The increased number of GOP candidates comes at a time when Democratic women candidates seem to be leveling off. This year 134 Democratic women ran for the House compared to 148 in 2008, and 19 Democratic women ran for the Senate this year compared to the record of 22 in 1992. Still, Democratic women far outpace their GOP counterparts: thus far this year 64 Democratic women have won their House primaries and seven have won their Senate primaries.

(On the gubernatorial front no records were to set for number of women candidates, though a record number could still win their primaries. Thus far seven women candidates have won their primaries — three Dems, four Republicans — 10 have lost their primaries and another nine are waiting to learn their fates. The record year for women gubernatorial candidates was 34 in 1994, out of which 10 competed in the general election.)

Democratic women complain the presence of more Republican women in the field hasn't raised the level of discourse.
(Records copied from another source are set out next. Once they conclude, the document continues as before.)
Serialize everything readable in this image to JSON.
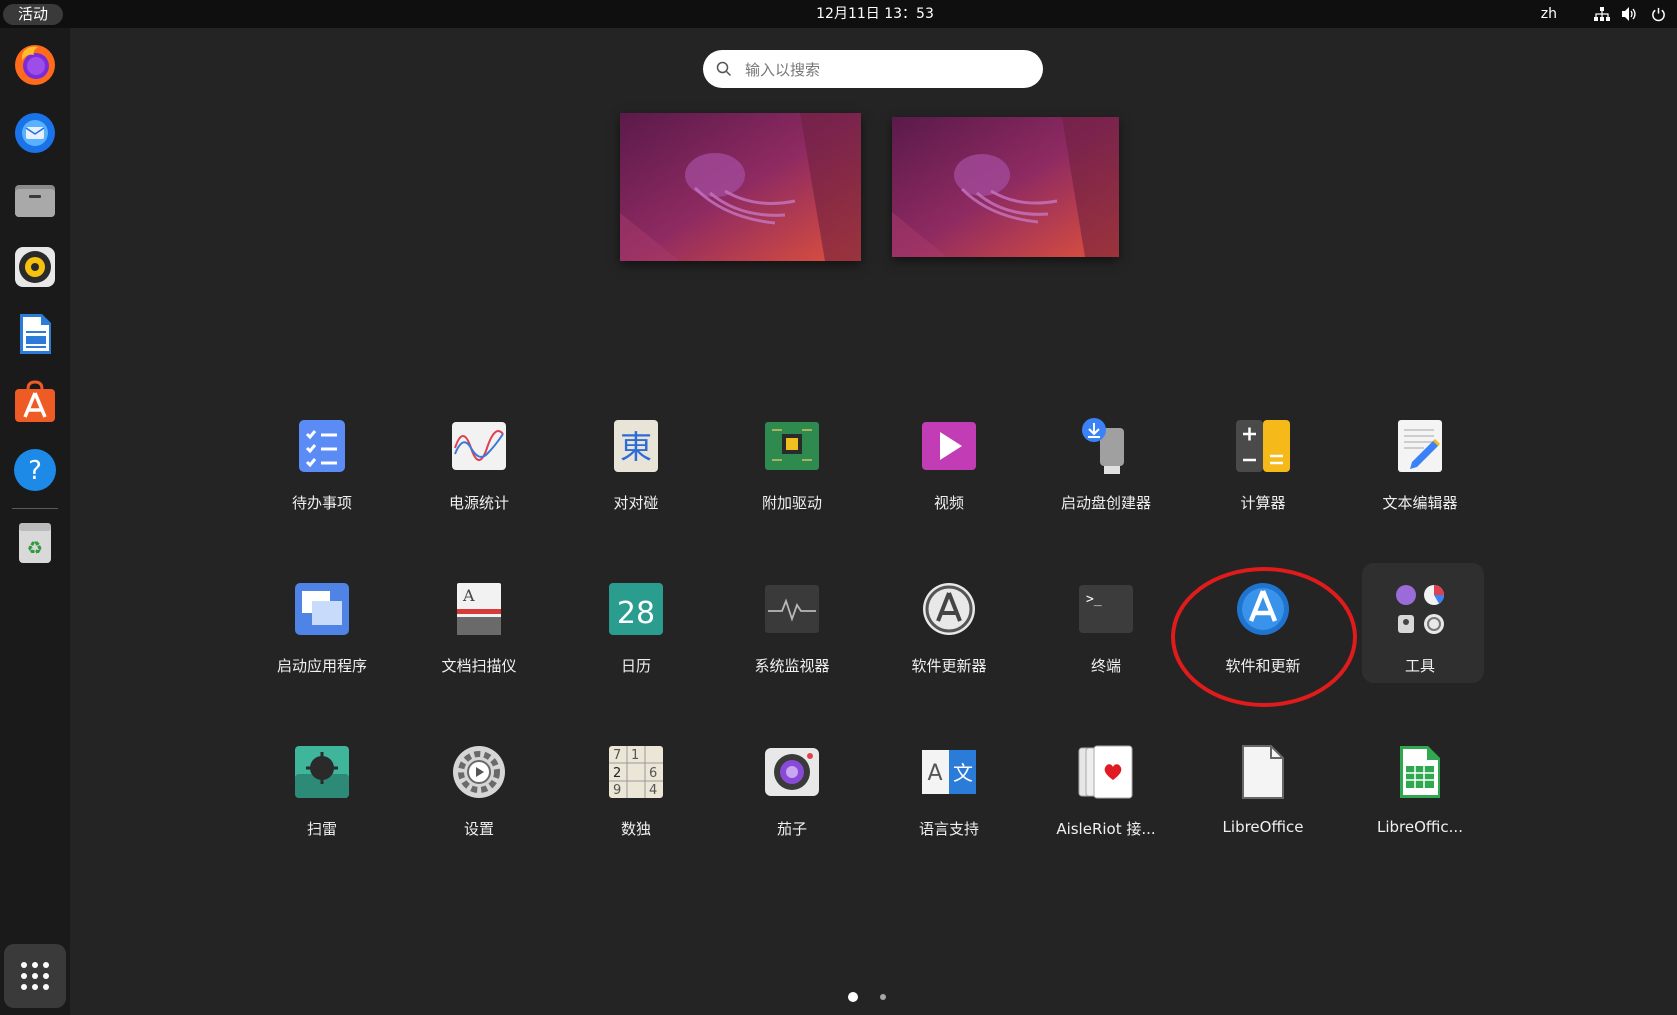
{
  "topbar": {
    "activities": "活动",
    "clock": "12月11日  13：53",
    "language": "zh",
    "tray_icons": [
      "network-icon",
      "volume-icon",
      "power-icon"
    ]
  },
  "dock": {
    "apps": [
      "firefox",
      "thunderbird",
      "files",
      "rhythmbox",
      "libreoffice-writer",
      "ubuntu-software",
      "help"
    ],
    "trash": "trash",
    "show_apps": "show-applications"
  },
  "search": {
    "placeholder": "输入以搜索",
    "value": ""
  },
  "app_grid": {
    "rows": [
      [
        {
          "label": "待办事项",
          "icon": "todo-icon"
        },
        {
          "label": "电源统计",
          "icon": "power-statistics-icon"
        },
        {
          "label": "对对碰",
          "icon": "mahjongg-icon"
        },
        {
          "label": "附加驱动",
          "icon": "additional-drivers-icon"
        },
        {
          "label": "视频",
          "icon": "videos-icon"
        },
        {
          "label": "启动盘创建器",
          "icon": "startup-disk-creator-icon"
        },
        {
          "label": "计算器",
          "icon": "calculator-icon"
        },
        {
          "label": "文本编辑器",
          "icon": "text-editor-icon"
        }
      ],
      [
        {
          "label": "启动应用程序",
          "icon": "startup-applications-icon"
        },
        {
          "label": "文档扫描仪",
          "icon": "document-scanner-icon"
        },
        {
          "label": "日历",
          "icon": "calendar-icon",
          "icon_text": "28"
        },
        {
          "label": "系统监视器",
          "icon": "system-monitor-icon"
        },
        {
          "label": "软件更新器",
          "icon": "software-updater-icon"
        },
        {
          "label": "终端",
          "icon": "terminal-icon"
        },
        {
          "label": "软件和更新",
          "icon": "software-properties-icon"
        },
        {
          "label": "工具",
          "icon": "utilities-folder-icon"
        }
      ],
      [
        {
          "label": "扫雷",
          "icon": "mines-icon"
        },
        {
          "label": "设置",
          "icon": "settings-icon"
        },
        {
          "label": "数独",
          "icon": "sudoku-icon"
        },
        {
          "label": "茄子",
          "icon": "cheese-icon"
        },
        {
          "label": "语言支持",
          "icon": "language-support-icon"
        },
        {
          "label": "AisleRiot 接...",
          "icon": "aisleriot-icon"
        },
        {
          "label": "LibreOffice",
          "icon": "libreoffice-icon"
        },
        {
          "label": "LibreOffic...",
          "icon": "libreoffice-calc-icon"
        }
      ]
    ]
  },
  "pages": {
    "count": 2,
    "current": 1
  },
  "colors": {
    "accent_ring": "#e01b1b",
    "background": "#242424"
  }
}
If anything, this year has been a bad one for women, topics wise, from Kentucky GOP Senate candidate Rand Paul's infamous aqua Buddha antics — where he allegedly absconded in college with a blindfolded female classmate, jokingly offered her pot and asked her to pray to the "aqua Buddha," to Nevada Republican Senate candidate Sharron Angle's erroneous assertion that abortions lead to breast cancer. Not to mention, Linda McMahon, a Republican running for Senate in Connecticut, whose past performances on her family's World Wrestling Entertainment show included slapping her daughter in the ring.
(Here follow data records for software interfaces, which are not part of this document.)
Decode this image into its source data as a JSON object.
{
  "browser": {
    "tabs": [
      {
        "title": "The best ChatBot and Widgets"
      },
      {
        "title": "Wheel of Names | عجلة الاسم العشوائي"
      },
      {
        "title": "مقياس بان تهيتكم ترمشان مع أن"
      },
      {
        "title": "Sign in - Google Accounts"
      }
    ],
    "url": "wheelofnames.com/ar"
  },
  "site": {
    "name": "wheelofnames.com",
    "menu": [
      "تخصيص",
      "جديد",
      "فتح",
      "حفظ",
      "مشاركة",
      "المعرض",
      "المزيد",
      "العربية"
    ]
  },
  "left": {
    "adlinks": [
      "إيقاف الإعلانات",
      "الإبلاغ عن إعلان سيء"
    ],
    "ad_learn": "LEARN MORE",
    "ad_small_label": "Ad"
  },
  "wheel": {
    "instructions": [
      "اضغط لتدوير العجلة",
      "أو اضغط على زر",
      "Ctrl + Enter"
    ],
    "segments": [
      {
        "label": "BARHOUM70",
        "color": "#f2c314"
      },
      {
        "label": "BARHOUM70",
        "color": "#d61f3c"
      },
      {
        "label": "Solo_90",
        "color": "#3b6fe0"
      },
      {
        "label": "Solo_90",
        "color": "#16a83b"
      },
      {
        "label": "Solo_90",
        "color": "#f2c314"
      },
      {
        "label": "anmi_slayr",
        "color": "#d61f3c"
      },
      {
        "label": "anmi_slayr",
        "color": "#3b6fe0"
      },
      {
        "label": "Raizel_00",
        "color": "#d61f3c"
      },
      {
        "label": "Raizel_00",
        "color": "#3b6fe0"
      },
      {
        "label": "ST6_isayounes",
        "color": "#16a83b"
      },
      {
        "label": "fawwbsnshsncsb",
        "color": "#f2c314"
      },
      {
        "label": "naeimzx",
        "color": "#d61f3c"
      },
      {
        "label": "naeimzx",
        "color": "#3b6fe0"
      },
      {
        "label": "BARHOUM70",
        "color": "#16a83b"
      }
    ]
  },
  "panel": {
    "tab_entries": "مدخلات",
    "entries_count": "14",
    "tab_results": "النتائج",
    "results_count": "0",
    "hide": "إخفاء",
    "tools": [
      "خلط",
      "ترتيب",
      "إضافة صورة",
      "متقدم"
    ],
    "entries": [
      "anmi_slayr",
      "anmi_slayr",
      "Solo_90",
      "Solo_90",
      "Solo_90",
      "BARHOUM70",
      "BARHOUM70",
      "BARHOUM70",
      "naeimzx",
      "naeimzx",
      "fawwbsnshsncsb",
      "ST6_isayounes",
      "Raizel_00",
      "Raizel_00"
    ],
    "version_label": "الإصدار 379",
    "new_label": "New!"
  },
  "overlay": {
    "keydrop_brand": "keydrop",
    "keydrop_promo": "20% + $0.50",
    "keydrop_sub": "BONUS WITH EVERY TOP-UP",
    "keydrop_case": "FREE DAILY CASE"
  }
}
All of which has led Emily's List, a group that works to elect pro-choice women, to launch a campaign entitled "Sarah Doesn't Speak for Me" which will "provide real opportunities to fight back against the radical agenda of Sarah Palin and her endorsed candidates," according to the press release. Palin responded on twitter: "Who hijacked term:"feminist"? A cackle of rads who want 2 crucify other women w/whom they disagree on a singular issue [abortion]; it's ironic (& passé )."

Republicans are betting that the energy surrounding their candidates — even the ones that have failed — will help them make inroads with women voters, who since 1980 have voted in increasingly larger numbers than men. In 2008, 9.7 million more women voted than men. Traditionally, this bloc has swung Democratic voting for President Obama by 13 points and John Kerry by 3 points. But women voters are more divided than ever and Democrats have seen their historical advantage with the group chip away: 48% of women think the Democrats will lose Congress in November compared to 44% who this Dems will keep it, according to a recent CNN poll.